MADRID (Reuters) -Spain's acting Prime Minister Pedro Sanchez looked assured of another term in office on Friday after securing the backing of two more regional parties, but it comes amid widespread anger over his pledge of amnesty for Catalan separatists.
The confirmed support of the National Basque Party (PNV) and the Canaries' Coalition, along with that of Catalan separatist party Junts confirmed on Thursday, would take Sanchez over the line with an absolute majority in the 350-member lower house in a vote due to take place in the coming days.
"We have managed to secure a majority that will make possible the investiture of Pedro Sanchez," acting minister for parliamentary relations Felix Bolanos said in an interview with SER radio station.
The more complicated deal was the one secured on Thursday with Junts, which includes passing a law granting amnesty to those convicted over Catalonia's attempt to secede from Spain in 2017.

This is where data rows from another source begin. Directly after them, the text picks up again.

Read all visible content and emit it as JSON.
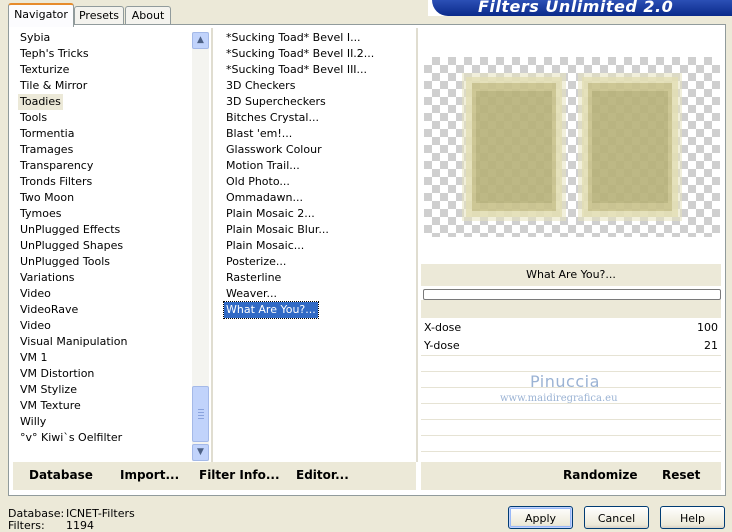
{
  "tabs": [
    "Navigator",
    "Presets",
    "About"
  ],
  "banner_title": "Filters Unlimited 2.0",
  "categories": [
    "Sybia",
    "Teph's Tricks",
    "Texturize",
    "Tile & Mirror",
    "Toadies",
    "Tools",
    "Tormentia",
    "Tramages",
    "Transparency",
    "Tronds Filters",
    "Two Moon",
    "Tymoes",
    "UnPlugged Effects",
    "UnPlugged Shapes",
    "UnPlugged Tools",
    "Variations",
    "Video",
    "VideoRave",
    "Video",
    "Visual Manipulation",
    "VM 1",
    "VM Distortion",
    "VM Stylize",
    "VM Texture",
    "Willy",
    "°v° Kiwi`s Oelfilter"
  ],
  "selected_category": "Toadies",
  "filters": [
    "*Sucking Toad*  Bevel I...",
    "*Sucking Toad*  Bevel II.2...",
    "*Sucking Toad*  Bevel III...",
    "3D Checkers",
    "3D Supercheckers",
    "Bitches Crystal...",
    "Blast 'em!...",
    "Glasswork Colour",
    "Motion Trail...",
    "Old Photo...",
    "Ommadawn...",
    "Plain Mosaic 2...",
    "Plain Mosaic Blur...",
    "Plain Mosaic...",
    "Posterize...",
    "Rasterline",
    "Weaver...",
    "What Are You?..."
  ],
  "selected_filter": "What Are You?...",
  "filter_title": "What Are You?...",
  "params": [
    {
      "name": "X-dose",
      "value": "100"
    },
    {
      "name": "Y-dose",
      "value": "21"
    }
  ],
  "watermark": {
    "line1": "Pinuccia",
    "line2": "www.maidiregrafica.eu"
  },
  "toolbar": {
    "database": "Database",
    "import": "Import...",
    "filter_info": "Filter Info...",
    "editor": "Editor...",
    "randomize": "Randomize",
    "reset": "Reset"
  },
  "status": {
    "database_label": "Database:",
    "database_value": "ICNET-Filters",
    "filters_label": "Filters:",
    "filters_value": "1194"
  },
  "buttons": {
    "apply": "Apply",
    "cancel": "Cancel",
    "help": "Help"
  },
  "colors": {
    "selection": "#316ac5",
    "banner": "#0a2a8a",
    "tab_accent": "#e68b2c"
  }
}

"We have very far apart and different positions but this deal means we are doing our best to understand each other. Spain and Catalonia deserve that," Bolanos said.

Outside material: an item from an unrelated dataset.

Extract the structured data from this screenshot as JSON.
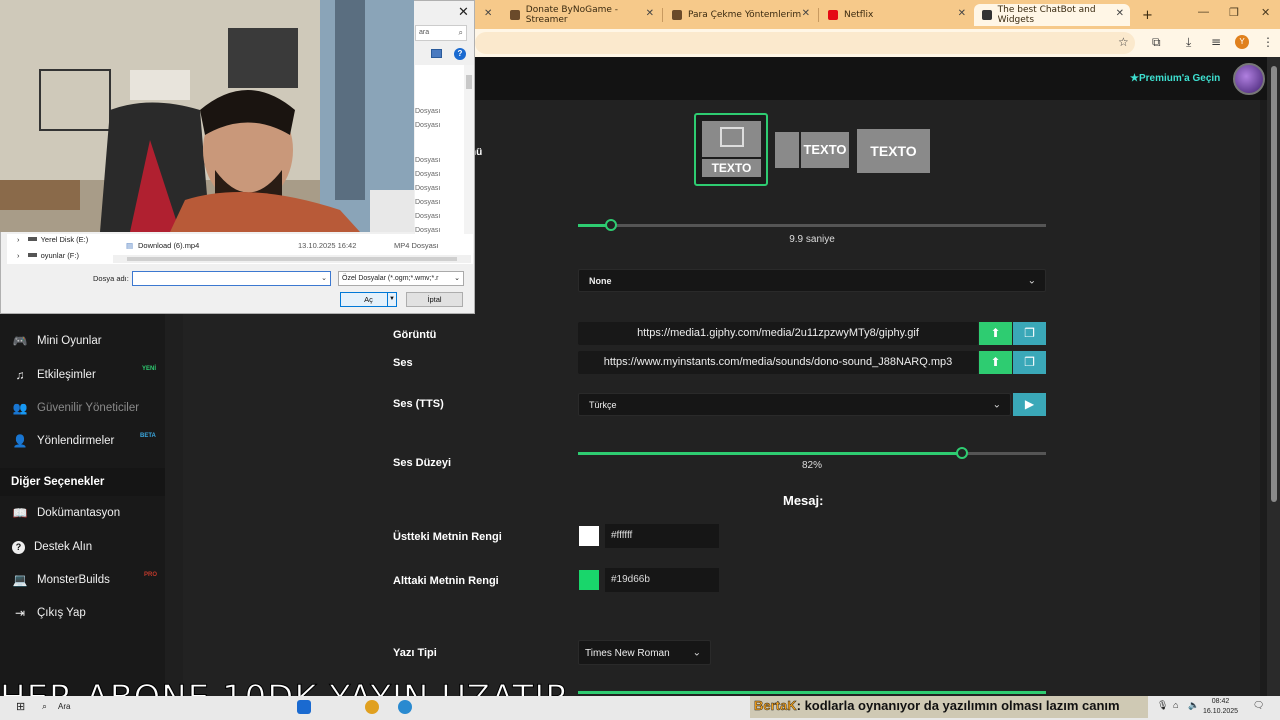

After an inconclusive election held on July 23, Sanchez's Socialist Party spent weeks negotiating with smaller parties including far-left platform Sumar and Catalan, Galician and Basque nationalist parties, most of which had supported Sanchez early in 2020 for his previous term.
With Junts and PNV and the national and regional left wing parties, Sanchez would win an absolute majority of 178 out of 350 lawmakers.
Later on Friday, the Socialist Party added one vote more to its wide coalition after Canary Islands' regionalist party Coalicion Canaria also agreed to back Sanchez.
Bolanos said the Catalan amnesty law would help ease tension in Catalonia as it would free school directors, firefighters and other civil servants who helped organise an illegal referendum on the region's independence in 2017 from legal proceedings.
The most divisive aspect of the proposed amnesty though is it would allow Catalan separatist leaders such as Junts head Carles Puigdemont, who fled the country in the wake of the referendum and a short-lived unilateral independence declaration, to run for office again.
Sanchez's conservative opponents have accused him of putting the rule of law in Spain on the line for his own political gain. Spanish judges have also said an amnesty would be a violation of the principles of constitutional checks and balances.
As a deal between Junts and the Socialists edged nearer in the past week, the mood in the country became increasingly febrile, with protesters clashing with police outside the Socialists' headquarters in Madrid each evening.
Police fired rubber bullets, 24 people were arrested and seven police officers were lightly wounded on Thursday evening, authorities said, as officers tried to break up the demonstration.
(Reporting by Belen Carreno, Emma Pinedo and Inti Landauro, editing by Aislinn Laing, Toby Chopra and Nick Macfie)